• Your assignment
Reproduce the records exactly.

---------------

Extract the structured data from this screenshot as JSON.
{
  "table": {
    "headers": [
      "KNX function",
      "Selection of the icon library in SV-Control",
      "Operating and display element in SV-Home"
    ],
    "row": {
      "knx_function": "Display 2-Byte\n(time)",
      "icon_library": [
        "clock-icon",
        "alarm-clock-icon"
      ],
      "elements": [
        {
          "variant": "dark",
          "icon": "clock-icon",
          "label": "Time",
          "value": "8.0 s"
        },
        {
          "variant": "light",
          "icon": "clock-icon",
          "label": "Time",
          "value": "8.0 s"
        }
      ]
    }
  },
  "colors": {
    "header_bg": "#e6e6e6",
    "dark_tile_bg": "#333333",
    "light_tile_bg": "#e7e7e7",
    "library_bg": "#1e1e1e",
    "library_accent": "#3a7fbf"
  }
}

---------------

• Exercise answer
Extract the structured data from this screenshot as JSON.
{
  "table": {
    "headers": [
      "KNX function",
      "Selection of the icon library in SV-Control",
      "Operating and display element in SV-Home"
    ],
    "row": {
      "knx_function": "Display 2-Byte\n(time)",
      "icon_library": [
        "clock-icon",
        "alarm-clock-icon"
      ],
      "elements": [
        {
          "variant": "dark",
          "icon": "clock-icon",
          "label": "Time",
          "value": "8.0 s"
        },
        {
          "variant": "light",
          "icon": "clock-icon",
          "label": "Time",
          "value": "8.0 s"
        }
      ]
    }
  },
  "colors": {
    "header_bg": "#e6e6e6",
    "dark_tile_bg": "#333333",
    "light_tile_bg": "#e7e7e7",
    "library_bg": "#1e1e1e",
    "library_accent": "#3a7fbf"
  }
}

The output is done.